„That’s my face. It’s my nephew talking to me. He was about four years old or something at the time. I was following him around and trying to get samples and he wouldn’t say anything. So I started to make all this stupid faces and that’s what he said. He’s about 20 now and knows about the track.“

18. Fritz Kalkbrenner: Are you putting out the new album because of money?

„No. I’m doing it to draw a line, to close a chapter. When you finish an album, it’s like drawing a line so that you can get on with the new stuff. It feels like I’ve reached a certain point in my life. Now I can probably concentrate on new stuff. The music on the album is from quite a long period, some of the tracks are already six years old.“

19. Gernot Bronsert (Moderat): Who is „Rubber Johnny“?

Chris Cunningham – who did the video – should answer that question. But it’s him who’s playing the guy in the wheelchair. I would like to work with him again, but he lives in Los Angeles now. I’ve talked to him several times, so there might be something happening. I remember him telling me he does a zombie film and then he decided not to release it, cause there was another zombie film coming out. I think he’s too sensitive.“


Video: Aphex TwinRubber Johnny


20. Marcel Dettmann: What’s the current state of Rephlex and are you still involved with the label?

„It has finished, it’s closed now, a few months ago. So that has also been another chapter. So that’s something that needed to be done a long time ago. Me and my friend would have drifted apart, but actually the label did keep us together. It got to a point where I’d actually rather be his friend than be in business with him. So I’d rather play those Chicago records and get stoned and not talk about business.“

21. Joe Goddard (Hot Chip): Is the story about you hiring Captain Birdseye (aka Captain Iglo) for a boat party and giving out acid true?

„No, but I want to do this! It’s one of many undone ideas.“

22. Kristian Beyer (Âme): Did any of these tracks on the MP3 player you lost ever resurface on the internet?

„No, thankfully not! But the story is totally true, I left it on the plane. I think there were 80 unreleased Squarepusher tracks on it as well. I felt really bad about this.“

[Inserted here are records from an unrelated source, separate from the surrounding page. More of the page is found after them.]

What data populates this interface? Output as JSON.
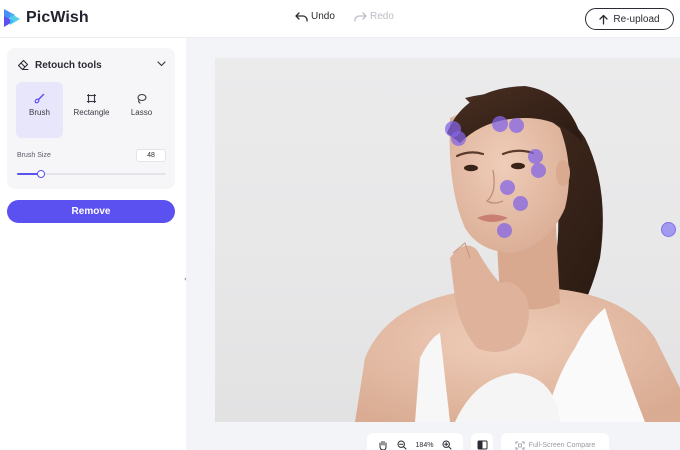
{
  "app": {
    "name": "PicWish",
    "brand_color": "#5b50f0"
  },
  "toolbar": {
    "undo_label": "Undo",
    "redo_label": "Redo",
    "reupload_label": "Re-upload"
  },
  "sidebar": {
    "panel_title": "Retouch tools",
    "tools": [
      {
        "label": "Brush",
        "icon": "brush-icon",
        "active": true
      },
      {
        "label": "Rectangle",
        "icon": "rectangle-select-icon",
        "active": false
      },
      {
        "label": "Lasso",
        "icon": "lasso-icon",
        "active": false
      }
    ],
    "brush_size_label": "Brush Size",
    "brush_size_value": "48",
    "brush_size_fraction": 0.16,
    "remove_label": "Remove"
  },
  "canvas": {
    "image": "portrait of a woman with hand under chin, marked blemish spots",
    "zoom_label": "184%",
    "fullscreen_compare_label": "Full-Screen Compare"
  }
}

23. Radio Slave: If you were curating a party or festival, what would be your dream line up of artists?

„I don’t know! But I have this musical fatansy, where I would like to rewind and follow bands and producers back in time when they made a special recording. To watch how ‚Strings Of Life‘ got made or how Kraftwerk put together some of their music. What they did in their lifes leading up to recording this …“

24. Darshan Jesrani (Metro Area): Have there been any funny examples of people biting your style?

„In the beginning it was quite hard to accept this – you can get obsessed by it. But now it’s fine. I think Bochum Welt is someone who did well. He’s producing some stuff pretty like Ambient Works, but his own kind of sound as well. Some of those are a bit like: ‚Yeah, I could put my name on a couple of those, maybe.‘ Coldplay was the weirdest one, where I thought it sounds like me. They probably haven’t even listened to me. They have probably only heard someone that has heard me. Also some of the soundtrack of the Minecraft game. My kids were playing that and I thought that sounds pretty much like some of mine. And then this guy ‚Notch‘ [Markus Persson, ed.], who made that game bought one of my records on eBay for 40.000 Dollars. My kids loved it. They told all their friends in school. That was pretty cool.“

25. Luciano: What are your thoughts on the explosion of „EDM“ worldwide, but especially in the US, and all those massive LED light shows with only one guy performing on a stage?

„It’s fine. I actually don’t care what people are doing. I just care about what they’re actually playing. It doesn’t feel related to anything I’m doing. This guy Skrillex, I’ve only heard about his tracks, because my kids played them. It sounds like he has a good grasp of technology. I think it’s pretty poppy, isn’t it? It’s too poppy for me.“

Bonus question – Skrillex: Do you still own your tank and if so, can I come visit to you, try it out and drive it?

„He can come, yeah! It’s still at my sister’s house in Wales. It still works! Amazing old technology, when things were designed and they lasted forever. So, it’s 50 to 60 years old and it sounds fucking amazing.“